┏━━

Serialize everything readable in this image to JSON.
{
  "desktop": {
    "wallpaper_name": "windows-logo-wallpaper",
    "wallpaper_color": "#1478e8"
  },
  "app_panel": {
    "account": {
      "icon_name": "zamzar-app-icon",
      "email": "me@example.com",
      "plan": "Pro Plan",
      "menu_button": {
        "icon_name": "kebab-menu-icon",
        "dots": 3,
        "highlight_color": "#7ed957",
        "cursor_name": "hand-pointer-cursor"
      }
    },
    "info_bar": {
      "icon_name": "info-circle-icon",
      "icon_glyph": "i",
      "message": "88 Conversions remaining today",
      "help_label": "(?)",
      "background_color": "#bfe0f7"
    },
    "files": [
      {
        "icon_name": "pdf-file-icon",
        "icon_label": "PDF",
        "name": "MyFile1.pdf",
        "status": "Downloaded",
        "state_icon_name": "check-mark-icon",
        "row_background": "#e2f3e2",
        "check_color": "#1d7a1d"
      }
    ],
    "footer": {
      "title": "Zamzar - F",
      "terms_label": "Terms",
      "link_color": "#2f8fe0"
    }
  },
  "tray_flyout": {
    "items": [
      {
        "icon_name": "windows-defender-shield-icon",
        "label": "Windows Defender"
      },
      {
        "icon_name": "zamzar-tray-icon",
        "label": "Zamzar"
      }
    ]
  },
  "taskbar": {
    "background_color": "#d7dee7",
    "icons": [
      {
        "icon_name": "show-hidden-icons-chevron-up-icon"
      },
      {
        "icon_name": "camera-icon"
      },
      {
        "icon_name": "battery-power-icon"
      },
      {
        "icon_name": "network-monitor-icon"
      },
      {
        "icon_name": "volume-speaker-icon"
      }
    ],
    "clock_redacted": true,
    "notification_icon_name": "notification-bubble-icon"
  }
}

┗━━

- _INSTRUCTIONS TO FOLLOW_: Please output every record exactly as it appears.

- _EXPECTED OUTPUT_:
Serialize everything readable in this image to JSON.
{
  "desktop": {
    "wallpaper_name": "windows-logo-wallpaper",
    "wallpaper_color": "#1478e8"
  },
  "app_panel": {
    "account": {
      "icon_name": "zamzar-app-icon",
      "email": "me@example.com",
      "plan": "Pro Plan",
      "menu_button": {
        "icon_name": "kebab-menu-icon",
        "dots": 3,
        "highlight_color": "#7ed957",
        "cursor_name": "hand-pointer-cursor"
      }
    },
    "info_bar": {
      "icon_name": "info-circle-icon",
      "icon_glyph": "i",
      "message": "88 Conversions remaining today",
      "help_label": "(?)",
      "background_color": "#bfe0f7"
    },
    "files": [
      {
        "icon_name": "pdf-file-icon",
        "icon_label": "PDF",
        "name": "MyFile1.pdf",
        "status": "Downloaded",
        "state_icon_name": "check-mark-icon",
        "row_background": "#e2f3e2",
        "check_color": "#1d7a1d"
      }
    ],
    "footer": {
      "title": "Zamzar - F",
      "terms_label": "Terms",
      "link_color": "#2f8fe0"
    }
  },
  "tray_flyout": {
    "items": [
      {
        "icon_name": "windows-defender-shield-icon",
        "label": "Windows Defender"
      },
      {
        "icon_name": "zamzar-tray-icon",
        "label": "Zamzar"
      }
    ]
  },
  "taskbar": {
    "background_color": "#d7dee7",
    "icons": [
      {
        "icon_name": "show-hidden-icons-chevron-up-icon"
      },
      {
        "icon_name": "camera-icon"
      },
      {
        "icon_name": "battery-power-icon"
      },
      {
        "icon_name": "network-monitor-icon"
      },
      {
        "icon_name": "volume-speaker-icon"
      }
    ],
    "clock_redacted": true,
    "notification_icon_name": "notification-bubble-icon"
  }
}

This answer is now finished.